Interface dataset entries

((

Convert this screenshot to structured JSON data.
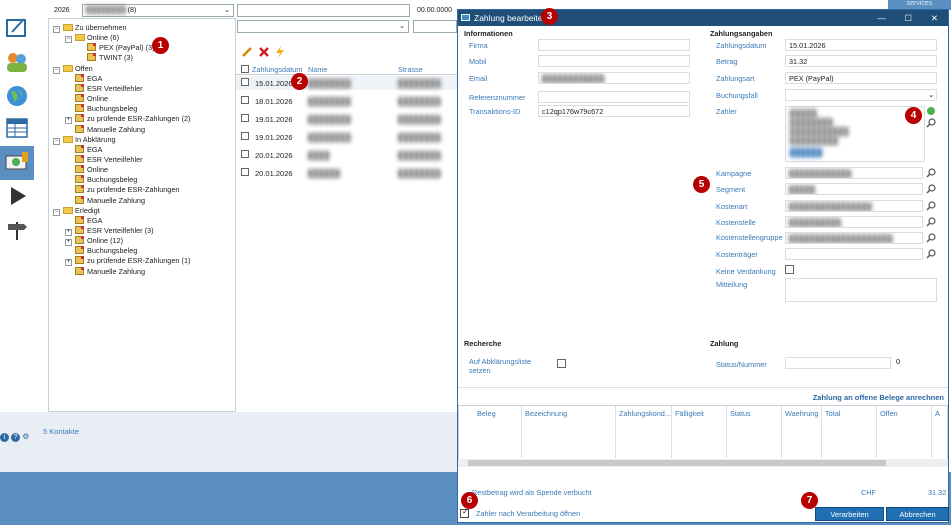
{
  "topbar": {
    "year": "2026",
    "filter_value": "(8)",
    "amount": "00.00.0000",
    "services_label": "services"
  },
  "tree": [
    {
      "label": "Zu übernehmen",
      "level": 0,
      "type": "folder",
      "pm": "−"
    },
    {
      "label": "Online (6)",
      "level": 1,
      "type": "folder",
      "pm": "−"
    },
    {
      "label": "PEX (PayPal) (3)",
      "level": 2,
      "type": "doc"
    },
    {
      "label": "TWINT (3)",
      "level": 2,
      "type": "doc"
    },
    {
      "label": "Offen",
      "level": 0,
      "type": "folder",
      "pm": "−"
    },
    {
      "label": "EGA",
      "level": 1,
      "type": "doc"
    },
    {
      "label": "ESR Verteilfehler",
      "level": 1,
      "type": "doc"
    },
    {
      "label": "Online",
      "level": 1,
      "type": "doc"
    },
    {
      "label": "Buchungsbeleg",
      "level": 1,
      "type": "doc"
    },
    {
      "label": "zu prüfende ESR-Zahlungen (2)",
      "level": 1,
      "type": "doc",
      "pm": "+"
    },
    {
      "label": "Manuelle Zahlung",
      "level": 1,
      "type": "doc"
    },
    {
      "label": "In Abklärung",
      "level": 0,
      "type": "folder",
      "pm": "−"
    },
    {
      "label": "EGA",
      "level": 1,
      "type": "doc"
    },
    {
      "label": "ESR Verteilfehler",
      "level": 1,
      "type": "doc"
    },
    {
      "label": "Online",
      "level": 1,
      "type": "doc"
    },
    {
      "label": "Buchungsbeleg",
      "level": 1,
      "type": "doc"
    },
    {
      "label": "zu prüfende ESR-Zahlungen",
      "level": 1,
      "type": "doc"
    },
    {
      "label": "Manuelle Zahlung",
      "level": 1,
      "type": "doc"
    },
    {
      "label": "Erledigt",
      "level": 0,
      "type": "folder",
      "pm": "−"
    },
    {
      "label": "EGA",
      "level": 1,
      "type": "doc"
    },
    {
      "label": "ESR Verteilfehler (3)",
      "level": 1,
      "type": "doc",
      "pm": "+"
    },
    {
      "label": "Online (12)",
      "level": 1,
      "type": "doc",
      "pm": "+"
    },
    {
      "label": "Buchungsbeleg",
      "level": 1,
      "type": "doc"
    },
    {
      "label": "zu prüfende ESR-Zahlungen (1)",
      "level": 1,
      "type": "doc",
      "pm": "+"
    },
    {
      "label": "Manuelle Zahlung",
      "level": 1,
      "type": "doc"
    }
  ],
  "contacts_count": "5 Kontakte",
  "list": {
    "columns": [
      "Zahlungsdatum",
      "Name",
      "Strasse"
    ],
    "rows": [
      {
        "date": "15.01.2026",
        "name": "████████",
        "street": "████████"
      },
      {
        "date": "18.01.2026",
        "name": "████████",
        "street": "████████"
      },
      {
        "date": "19.01.2026",
        "name": "████████",
        "street": "████████"
      },
      {
        "date": "19.01.2026",
        "name": "████████",
        "street": "████████"
      },
      {
        "date": "20.01.2026",
        "name": "████",
        "street": "████████"
      },
      {
        "date": "20.01.2026",
        "name": "██████",
        "street": "████████"
      }
    ]
  },
  "dialog": {
    "title": "Zahlung bearbeiten",
    "info_section": "Informationen",
    "info_fields": [
      {
        "label": "Firma",
        "value": ""
      },
      {
        "label": "Mobil",
        "value": ""
      },
      {
        "label": "Email",
        "value": "████████████"
      },
      {
        "label": "Referenznummer",
        "value": ""
      },
      {
        "label": "Transaktions-ID",
        "value": "c12qp176w79c672"
      }
    ],
    "payment_section": "Zahlungsangaben",
    "payment_fields": [
      {
        "label": "Zahlungsdatum",
        "value": "15.01.2026"
      },
      {
        "label": "Betrag",
        "value": "31.32"
      },
      {
        "label": "Zahlungsart",
        "value": "PEX (PayPal)"
      },
      {
        "label": "Buchungsfall",
        "value": ""
      }
    ],
    "payer_label": "Zahler",
    "payer_lines": [
      "█████",
      "████████",
      "███████████",
      "█████████",
      "██████"
    ],
    "lookup_fields": [
      {
        "label": "Kampagne",
        "value": "████████████"
      },
      {
        "label": "Segment",
        "value": "█████"
      },
      {
        "label": "Kostenart",
        "value": "████████████████"
      },
      {
        "label": "Kostenstelle",
        "value": "██████████"
      },
      {
        "label": "Kostenstellengruppe",
        "value": "████████████████████"
      },
      {
        "label": "Kostenträger",
        "value": ""
      }
    ],
    "no_donation_label": "Keine Verdankung",
    "comment_label": "Mitteilung",
    "research_section": "Recherche",
    "research_label": "Auf Abklärungsliste setzen",
    "payment2_section": "Zahlung",
    "status_label": "Status/Nummer",
    "status_value": "0",
    "assign_link": "Zahlung an offene Belege anrechnen",
    "grid_columns": [
      "Beleg",
      "Bezeichnung",
      "Zahlungskond...",
      "Fälligkeit",
      "Status",
      "Waehrung",
      "Total",
      "Offen",
      "A"
    ],
    "donation_text": "Restbetrag wird als Spende verbucht",
    "currency": "CHF",
    "total": "31.32",
    "open_after_label": "Zahler nach Verarbeitung öffnen",
    "process_button": "Verarbeiten",
    "cancel_button": "Abbrechen"
  },
  "badges": [
    "1",
    "2",
    "3",
    "4",
    "5",
    "6",
    "7"
  ],
  "colors": {
    "accent": "#1f6fb2",
    "title_bar": "#1f4e79",
    "badge": "#b80000",
    "label": "#3a7ab8"
  }
}
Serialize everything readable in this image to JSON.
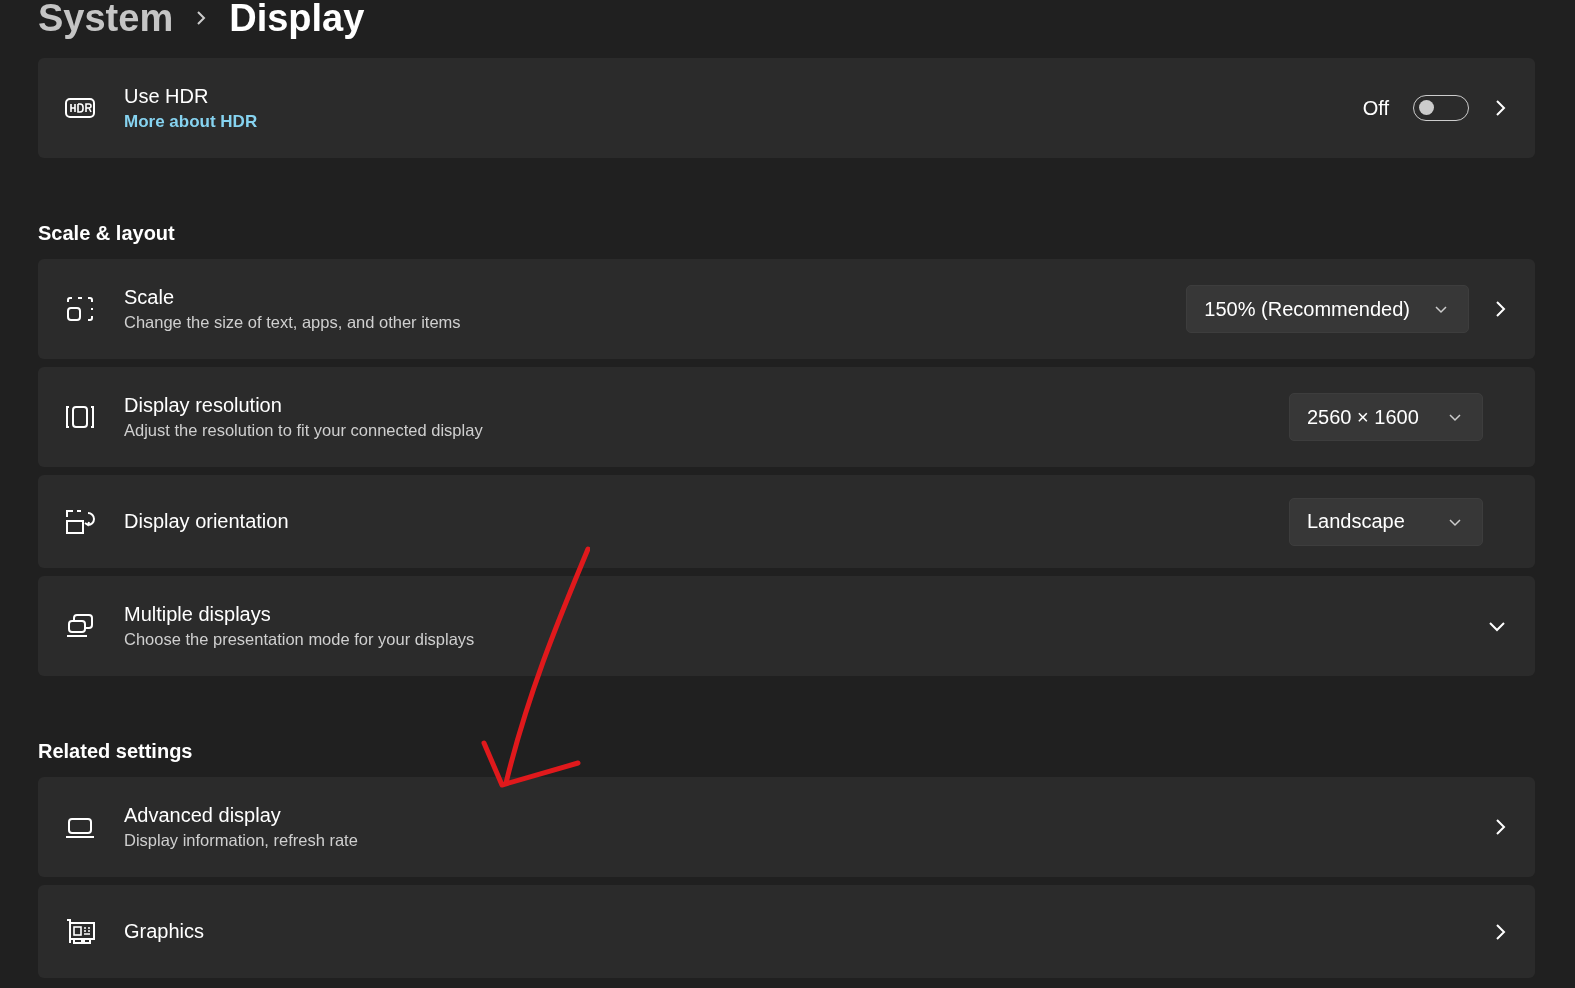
{
  "breadcrumb": {
    "parent": "System",
    "current": "Display"
  },
  "sections": [
    {
      "items": [
        {
          "kind": "toggle",
          "title": "Use HDR",
          "link": "More about HDR",
          "state_label": "Off",
          "on": false,
          "navigable": true
        }
      ]
    },
    {
      "title": "Scale & layout",
      "items": [
        {
          "kind": "dropdown",
          "title": "Scale",
          "subtitle": "Change the size of text, apps, and other items",
          "value": "150% (Recommended)",
          "navigable": true
        },
        {
          "kind": "dropdown",
          "title": "Display resolution",
          "subtitle": "Adjust the resolution to fit your connected display",
          "value": "2560 × 1600",
          "navigable": false
        },
        {
          "kind": "dropdown",
          "title": "Display orientation",
          "value": "Landscape",
          "navigable": false
        },
        {
          "kind": "expander",
          "title": "Multiple displays",
          "subtitle": "Choose the presentation mode for your displays",
          "expanded": false
        }
      ]
    },
    {
      "title": "Related settings",
      "items": [
        {
          "kind": "link",
          "title": "Advanced display",
          "subtitle": "Display information, refresh rate",
          "navigable": true
        },
        {
          "kind": "link",
          "title": "Graphics",
          "navigable": true
        }
      ]
    }
  ]
}
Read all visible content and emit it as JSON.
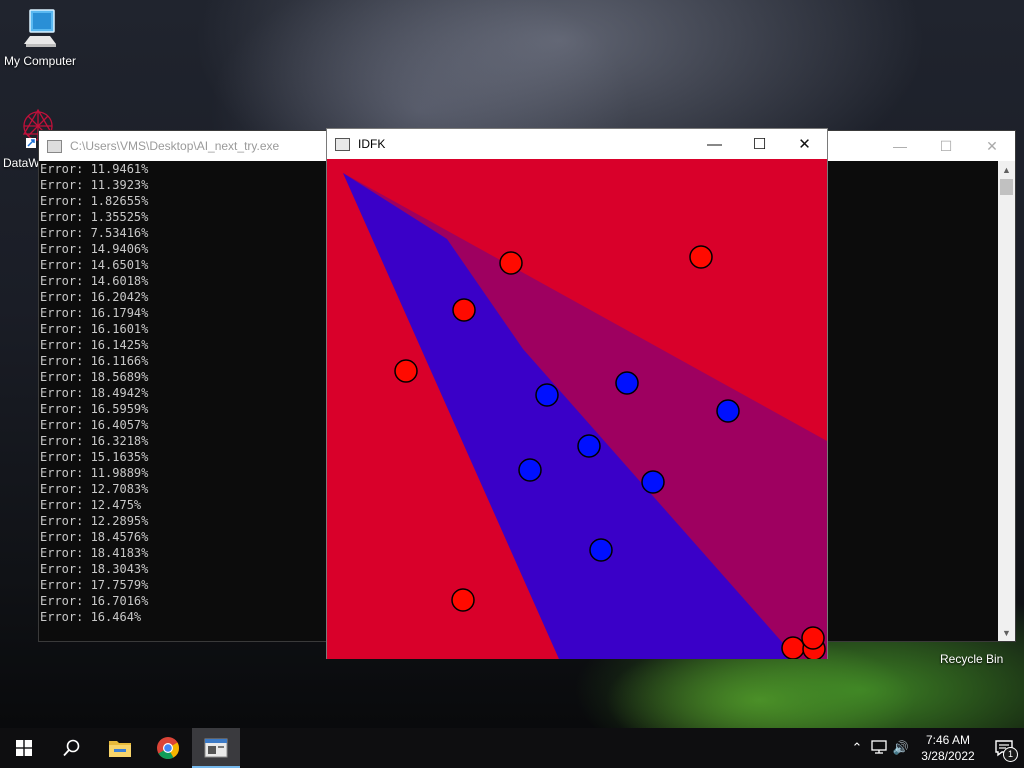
{
  "desktop": {
    "icons": {
      "my_computer": "My Computer",
      "dataw": "DataW",
      "recycle_bin": "Recycle Bin"
    }
  },
  "console_window": {
    "title": "C:\\Users\\VMS\\Desktop\\AI_next_try.exe",
    "lines": [
      "Error: 11.9461%",
      "Error: 11.3923%",
      "Error: 1.82655%",
      "Error: 1.35525%",
      "Error: 7.53416%",
      "Error: 14.9406%",
      "Error: 14.6501%",
      "Error: 14.6018%",
      "Error: 16.2042%",
      "Error: 16.1794%",
      "Error: 16.1601%",
      "Error: 16.1425%",
      "Error: 16.1166%",
      "Error: 18.5689%",
      "Error: 18.4942%",
      "Error: 16.5959%",
      "Error: 16.4057%",
      "Error: 16.3218%",
      "Error: 15.1635%",
      "Error: 11.9889%",
      "Error: 12.7083%",
      "Error: 12.475%",
      "Error: 12.2895%",
      "Error: 18.4576%",
      "Error: 18.4183%",
      "Error: 18.3043%",
      "Error: 17.7579%",
      "Error: 16.7016%",
      "Error: 16.464%"
    ]
  },
  "idfk_window": {
    "title": "IDFK",
    "colors": {
      "red_region": "#d9002a",
      "blue_region": "#3a00c8",
      "mixed_region": "#9e0060",
      "red_point": "#ff0a00",
      "blue_point": "#0010ff",
      "point_outline": "#000000"
    }
  },
  "taskbar": {
    "apps": [
      "start-icon",
      "search-icon",
      "file-explorer-icon",
      "chrome-icon",
      "console-app-icon"
    ],
    "clock": {
      "time": "7:46 AM",
      "date": "3/28/2022"
    },
    "notification_count": "1"
  }
}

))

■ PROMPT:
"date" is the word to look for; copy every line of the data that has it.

■ EXPECTED ANSWER:
        "date": "15.01.2026",
        "date": "18.01.2026",
        "date": "19.01.2026",
        "date": "19.01.2026",
        "date": "20.01.2026",
        "date": "20.01.2026",
      "date": "3/28/2022"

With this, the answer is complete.